The Basics of Poker


Poker is a game of chance and skill in which players try to make the best possible hand using cards in their possession. It is a game that requires skill, patience and knowledge of the rules. It is a great way to make money and build confidence, but it can be difficult for beginners.

The basic goal of poker is to win a pot, which is the sum of all the bets made by the players during a game. This is usually achieved by making a bet that no one else calls, but it can also be won by having the highest-ranking hand.

Before the first hand is dealt, each player must contribute an ante. This small bet helps give the pot a value right from the start, and it encourages competition.

After the ante has been contributed, the dealer deals three cards face up on the board (these are community cards), and everyone still in the hand gets a chance to bet. Once the first betting round is complete, the dealer deals another card (called the flop), and the same thing happens again. Once this is complete, the dealer puts a fourth card on the table that anyone can use.

In poker, the best possible hand is called “the nuts.” This is a high-card hand that has no relative rank in the deck, meaning that it can beat any other hand at any given moment. The nut hand is usually a pair or higher, but it can be any other high-card hand.

If two hands have the same high pair, they are considered to be tied and the tie is broken by the highest card of the third or fifth card in each hand. In contrast, if two hands have the same pair of lower cards, they are considered to be tied and the second-highest card of the fifth or higher card in each hand breaks the tie.

The showdown occurs after the final round of betting and the winner is the player with the best five-card poker hand. The last betting interval ends when all bets have been equalized, or when a player folds.

Position is very important in poker, because it gives you more information about your opponent’s hands than they do. It can help you bluff or call more accurately and increase your chances of winning.

It can also affect your style of play. It is a good idea to have a tight/aggressive style, which involves combining patience with a strong sense of conviction and the ability to bet aggressively when you feel that it is time to do so.

Having a tight/aggressive style is a great way to improve your game and increase your odds of winning, but it is also important to understand the different types of hands in poker. You will be surprised at how easy it is to lose your money if you don’t know the hand strengths.

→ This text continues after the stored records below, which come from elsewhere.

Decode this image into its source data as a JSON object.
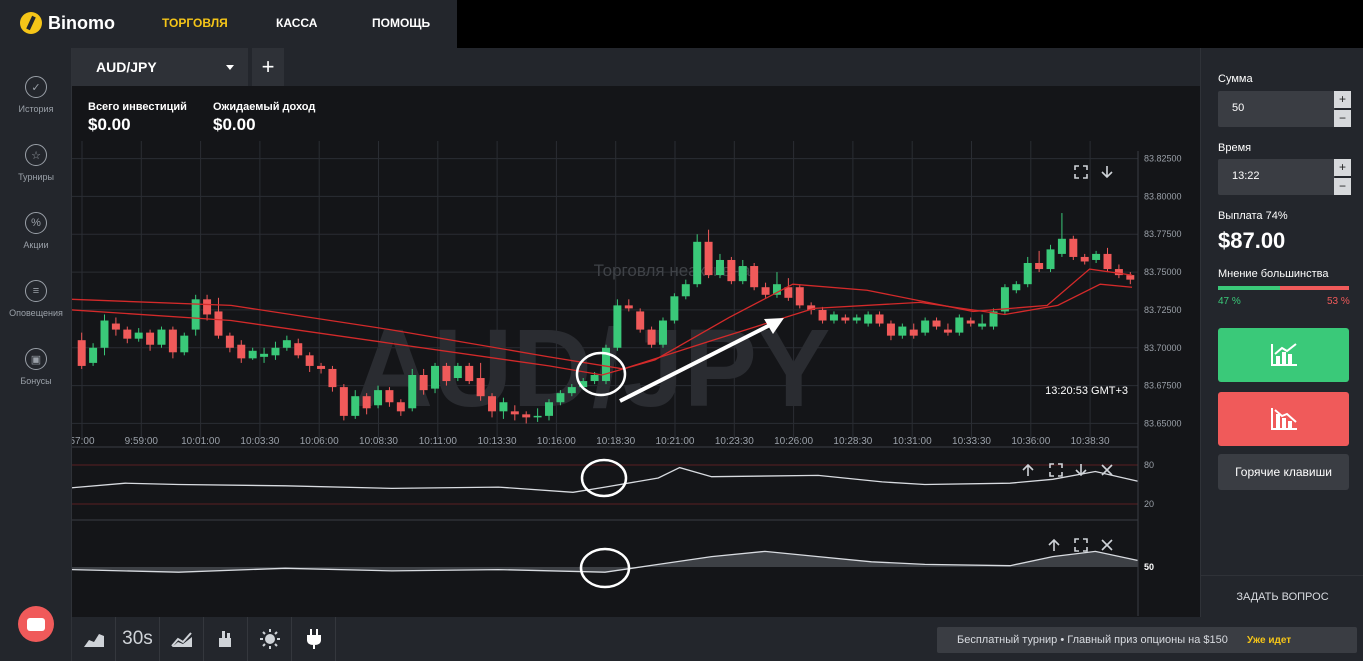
{
  "app": {
    "logo_text": "Binomo"
  },
  "nav": [
    {
      "label": "ТОРГОВЛЯ",
      "active": true
    },
    {
      "label": "КАССА",
      "active": false
    },
    {
      "label": "ПОМОЩЬ",
      "active": false
    }
  ],
  "sidebar": {
    "items": [
      {
        "label": "История",
        "icon": "check-icon"
      },
      {
        "label": "Турниры",
        "icon": "star-icon"
      },
      {
        "label": "Акции",
        "icon": "percent-icon"
      },
      {
        "label": "Оповещения",
        "icon": "list-icon"
      },
      {
        "label": "Бонусы",
        "icon": "gift-icon"
      }
    ]
  },
  "tabs": {
    "asset": "AUD/JPY",
    "add": "+"
  },
  "info": {
    "total_label": "Всего инвестиций",
    "total_value": "$0.00",
    "expected_label": "Ожидаемый доход",
    "expected_value": "$0.00"
  },
  "chart": {
    "watermark": "AUD/JPY",
    "status_text": "Торговля неактивна",
    "time_readout": "13:20:53 GMT+3",
    "price_ticks": [
      "83.82500",
      "83.80000",
      "83.77500",
      "83.75000",
      "83.72500",
      "83.70000",
      "83.67500",
      "83.65000"
    ],
    "time_ticks": [
      "57:00",
      "9:59:00",
      "10:01:00",
      "10:03:30",
      "10:06:00",
      "10:08:30",
      "10:11:00",
      "10:13:30",
      "10:16:00",
      "10:18:30",
      "10:21:00",
      "10:23:30",
      "10:26:00",
      "10:28:30",
      "10:31:00",
      "10:33:30",
      "10:36:00",
      "10:38:30"
    ],
    "osc1_ticks": [
      "80",
      "20"
    ],
    "osc2_ticks": [
      "50"
    ],
    "colors": {
      "up": "#3ac979",
      "down": "#f05a5a",
      "ma": "#d42a2a",
      "grid": "#2a2d33"
    }
  },
  "chart_data": {
    "type": "candlestick",
    "ylim": [
      83.645,
      83.83
    ],
    "candles": [
      [
        83.705,
        83.688,
        83.71,
        83.686
      ],
      [
        83.69,
        83.7,
        83.703,
        83.688
      ],
      [
        83.7,
        83.718,
        83.722,
        83.695
      ],
      [
        83.716,
        83.712,
        83.72,
        83.708
      ],
      [
        83.712,
        83.706,
        83.714,
        83.703
      ],
      [
        83.706,
        83.71,
        83.713,
        83.704
      ],
      [
        83.71,
        83.702,
        83.712,
        83.698
      ],
      [
        83.702,
        83.712,
        83.714,
        83.7
      ],
      [
        83.712,
        83.697,
        83.714,
        83.693
      ],
      [
        83.697,
        83.708,
        83.71,
        83.695
      ],
      [
        83.712,
        83.732,
        83.735,
        83.708
      ],
      [
        83.732,
        83.722,
        83.735,
        83.718
      ],
      [
        83.724,
        83.708,
        83.733,
        83.706
      ],
      [
        83.708,
        83.7,
        83.71,
        83.697
      ],
      [
        83.702,
        83.693,
        83.705,
        83.69
      ],
      [
        83.693,
        83.698,
        83.7,
        83.692
      ],
      [
        83.694,
        83.696,
        83.7,
        83.69
      ],
      [
        83.695,
        83.7,
        83.704,
        83.692
      ],
      [
        83.7,
        83.705,
        83.708,
        83.698
      ],
      [
        83.703,
        83.695,
        83.706,
        83.693
      ],
      [
        83.695,
        83.688,
        83.697,
        83.684
      ],
      [
        83.688,
        83.686,
        83.69,
        83.683
      ],
      [
        83.686,
        83.674,
        83.688,
        83.671
      ],
      [
        83.674,
        83.655,
        83.676,
        83.652
      ],
      [
        83.655,
        83.668,
        83.672,
        83.653
      ],
      [
        83.668,
        83.66,
        83.67,
        83.656
      ],
      [
        83.662,
        83.672,
        83.675,
        83.66
      ],
      [
        83.672,
        83.664,
        83.674,
        83.661
      ],
      [
        83.664,
        83.658,
        83.666,
        83.655
      ],
      [
        83.66,
        83.682,
        83.686,
        83.658
      ],
      [
        83.682,
        83.672,
        83.686,
        83.669
      ],
      [
        83.673,
        83.688,
        83.69,
        83.67
      ],
      [
        83.688,
        83.678,
        83.69,
        83.675
      ],
      [
        83.68,
        83.688,
        83.69,
        83.678
      ],
      [
        83.688,
        83.678,
        83.69,
        83.676
      ],
      [
        83.68,
        83.668,
        83.69,
        83.665
      ],
      [
        83.668,
        83.658,
        83.67,
        83.654
      ],
      [
        83.658,
        83.664,
        83.667,
        83.653
      ],
      [
        83.658,
        83.656,
        83.662,
        83.652
      ],
      [
        83.656,
        83.654,
        83.658,
        83.65
      ],
      [
        83.655,
        83.655,
        83.66,
        83.651
      ],
      [
        83.655,
        83.664,
        83.666,
        83.652
      ],
      [
        83.664,
        83.67,
        83.672,
        83.662
      ],
      [
        83.67,
        83.674,
        83.676,
        83.668
      ],
      [
        83.674,
        83.678,
        83.68,
        83.672
      ],
      [
        83.678,
        83.682,
        83.684,
        83.676
      ],
      [
        83.678,
        83.7,
        83.702,
        83.676
      ],
      [
        83.7,
        83.728,
        83.732,
        83.698
      ],
      [
        83.728,
        83.726,
        83.732,
        83.724
      ],
      [
        83.724,
        83.712,
        83.726,
        83.71
      ],
      [
        83.712,
        83.702,
        83.714,
        83.7
      ],
      [
        83.702,
        83.718,
        83.72,
        83.7
      ],
      [
        83.718,
        83.734,
        83.736,
        83.716
      ],
      [
        83.734,
        83.742,
        83.745,
        83.732
      ],
      [
        83.742,
        83.77,
        83.775,
        83.74
      ],
      [
        83.77,
        83.748,
        83.778,
        83.746
      ],
      [
        83.748,
        83.758,
        83.762,
        83.746
      ],
      [
        83.758,
        83.744,
        83.76,
        83.742
      ],
      [
        83.744,
        83.754,
        83.758,
        83.742
      ],
      [
        83.754,
        83.74,
        83.756,
        83.738
      ],
      [
        83.74,
        83.735,
        83.743,
        83.733
      ],
      [
        83.735,
        83.742,
        83.75,
        83.733
      ],
      [
        83.74,
        83.733,
        83.746,
        83.731
      ],
      [
        83.74,
        83.728,
        83.742,
        83.726
      ],
      [
        83.728,
        83.725,
        83.73,
        83.722
      ],
      [
        83.725,
        83.718,
        83.727,
        83.716
      ],
      [
        83.718,
        83.722,
        83.724,
        83.716
      ],
      [
        83.72,
        83.718,
        83.722,
        83.716
      ],
      [
        83.718,
        83.72,
        83.722,
        83.716
      ],
      [
        83.716,
        83.722,
        83.724,
        83.714
      ],
      [
        83.722,
        83.716,
        83.724,
        83.714
      ],
      [
        83.716,
        83.708,
        83.718,
        83.705
      ],
      [
        83.708,
        83.714,
        83.716,
        83.706
      ],
      [
        83.712,
        83.708,
        83.716,
        83.706
      ],
      [
        83.71,
        83.718,
        83.72,
        83.708
      ],
      [
        83.718,
        83.714,
        83.72,
        83.712
      ],
      [
        83.712,
        83.71,
        83.716,
        83.708
      ],
      [
        83.71,
        83.72,
        83.722,
        83.708
      ],
      [
        83.718,
        83.716,
        83.72,
        83.714
      ],
      [
        83.714,
        83.716,
        83.722,
        83.712
      ],
      [
        83.714,
        83.724,
        83.726,
        83.712
      ],
      [
        83.724,
        83.74,
        83.742,
        83.722
      ],
      [
        83.738,
        83.742,
        83.744,
        83.736
      ],
      [
        83.742,
        83.756,
        83.76,
        83.74
      ],
      [
        83.756,
        83.752,
        83.764,
        83.75
      ],
      [
        83.752,
        83.765,
        83.768,
        83.75
      ],
      [
        83.762,
        83.772,
        83.789,
        83.76
      ],
      [
        83.772,
        83.76,
        83.774,
        83.758
      ],
      [
        83.76,
        83.757,
        83.762,
        83.755
      ],
      [
        83.758,
        83.762,
        83.764,
        83.756
      ],
      [
        83.762,
        83.752,
        83.766,
        83.75
      ],
      [
        83.752,
        83.748,
        83.755,
        83.746
      ],
      [
        83.748,
        83.745,
        83.75,
        83.742
      ]
    ],
    "ma": [
      [
        0,
        83.725
      ],
      [
        0.15,
        83.718
      ],
      [
        0.3,
        83.703
      ],
      [
        0.45,
        83.688
      ],
      [
        0.5,
        83.682
      ],
      [
        0.55,
        83.692
      ],
      [
        0.62,
        83.72
      ],
      [
        0.68,
        83.742
      ],
      [
        0.75,
        83.738
      ],
      [
        0.85,
        83.724
      ],
      [
        0.92,
        83.728
      ],
      [
        0.96,
        83.752
      ],
      [
        1.0,
        83.748
      ]
    ],
    "ma2": [
      [
        0,
        83.732
      ],
      [
        0.15,
        83.728
      ],
      [
        0.3,
        83.712
      ],
      [
        0.45,
        83.694
      ],
      [
        0.52,
        83.686
      ],
      [
        0.6,
        83.704
      ],
      [
        0.7,
        83.726
      ],
      [
        0.8,
        83.73
      ],
      [
        0.88,
        83.722
      ],
      [
        0.93,
        83.728
      ],
      [
        0.97,
        83.742
      ],
      [
        1.0,
        83.74
      ]
    ],
    "osc1": [
      [
        0,
        45
      ],
      [
        0.05,
        52
      ],
      [
        0.1,
        50
      ],
      [
        0.2,
        48
      ],
      [
        0.3,
        44
      ],
      [
        0.4,
        46
      ],
      [
        0.47,
        38
      ],
      [
        0.5,
        46
      ],
      [
        0.55,
        60
      ],
      [
        0.57,
        76
      ],
      [
        0.6,
        62
      ],
      [
        0.7,
        64
      ],
      [
        0.76,
        54
      ],
      [
        0.8,
        50
      ],
      [
        0.88,
        52
      ],
      [
        0.92,
        58
      ],
      [
        0.96,
        70
      ],
      [
        1.0,
        55
      ]
    ],
    "osc2": [
      [
        0,
        48
      ],
      [
        0.1,
        46
      ],
      [
        0.2,
        49
      ],
      [
        0.3,
        47
      ],
      [
        0.4,
        48
      ],
      [
        0.5,
        46
      ],
      [
        0.55,
        52
      ],
      [
        0.6,
        58
      ],
      [
        0.65,
        62
      ],
      [
        0.7,
        58
      ],
      [
        0.75,
        54
      ],
      [
        0.8,
        52
      ],
      [
        0.88,
        51
      ],
      [
        0.92,
        58
      ],
      [
        0.96,
        62
      ],
      [
        1.0,
        55
      ]
    ]
  },
  "right_panel": {
    "amount_label": "Сумма",
    "amount_value": "50",
    "time_label": "Время",
    "time_value": "13:22",
    "payout_label": "Выплата 74%",
    "payout_value": "$87.00",
    "majority_label": "Мнение большинства",
    "majority_up_pct": "47 %",
    "majority_down_pct": "53 %",
    "majority_up_fraction": 0.47,
    "hotkeys_label": "Горячие клавиши",
    "ask_label": "ЗАДАТЬ ВОПРОС",
    "step_plus": "+",
    "step_minus": "−"
  },
  "bottom": {
    "tool_30s": "30s",
    "tournament_text": "Бесплатный турнир • Главный приз опционы на $150",
    "tournament_status": "Уже идет"
  }
}
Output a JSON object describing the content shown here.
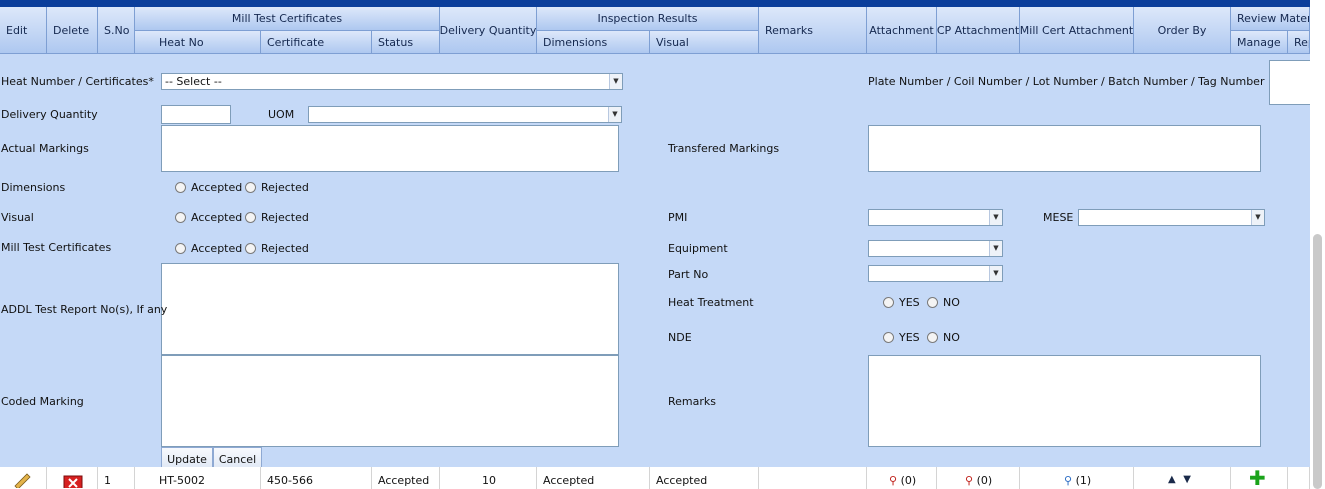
{
  "grid": {
    "headers": {
      "edit": "Edit",
      "delete": "Delete",
      "sno": "S.No",
      "mill_test_certificates": "Mill Test Certificates",
      "heat_no": "Heat No",
      "certificate": "Certificate",
      "status": "Status",
      "delivery_quantity": "Delivery Quantity",
      "inspection_results": "Inspection Results",
      "dimensions": "Dimensions",
      "visual": "Visual",
      "remarks": "Remarks",
      "attachment": "Attachment",
      "cp_attachment": "CP Attachment",
      "mill_cert_attachment": "Mill Cert Attachment",
      "order_by": "Order By",
      "review_material": "Review Materia",
      "manage": "Manage",
      "rep": "Rep"
    },
    "row": {
      "sno": "1",
      "heat_no": "HT-5002",
      "certificate": "450-566",
      "status": "Accepted",
      "delivery_quantity": "10",
      "dimensions": "Accepted",
      "visual": "Accepted",
      "attachment_count": "(0)",
      "cp_attachment_count": "(0)",
      "mill_cert_count": "(1)"
    }
  },
  "form": {
    "heat_number_label": "Heat Number / Certificates*",
    "heat_number_value": "--  Select  --",
    "plate_number_label": "Plate Number / Coil Number / Lot Number / Batch Number / Tag Number",
    "delivery_quantity_label": "Delivery Quantity",
    "uom_label": "UOM",
    "actual_markings_label": "Actual Markings",
    "transfered_markings_label": "Transfered Markings",
    "dimensions_label": "Dimensions",
    "visual_label": "Visual",
    "mill_test_label": "Mill Test Certificates",
    "accepted": "Accepted",
    "rejected": "Rejected",
    "pmi_label": "PMI",
    "mese_label": "MESE",
    "equipment_label": "Equipment",
    "part_no_label": "Part No",
    "heat_treatment_label": "Heat Treatment",
    "nde_label": "NDE",
    "yes": "YES",
    "no": "NO",
    "addl_test_label": "ADDL Test Report No(s), If any",
    "coded_marking_label": "Coded Marking",
    "remarks_label": "Remarks",
    "update_button": "Update",
    "cancel_button": "Cancel"
  },
  "colors": {
    "header_gradient_top": "#dde8fa",
    "header_gradient_bottom": "#aec8f0",
    "form_background": "#c5d9f7",
    "top_bar": "#0b3e9b"
  }
}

If you are new to poker, it is a good idea to quickly study some charts so that you can see which hands beat which others. This will help you to be more confident in the future when it comes to choosing your line of play.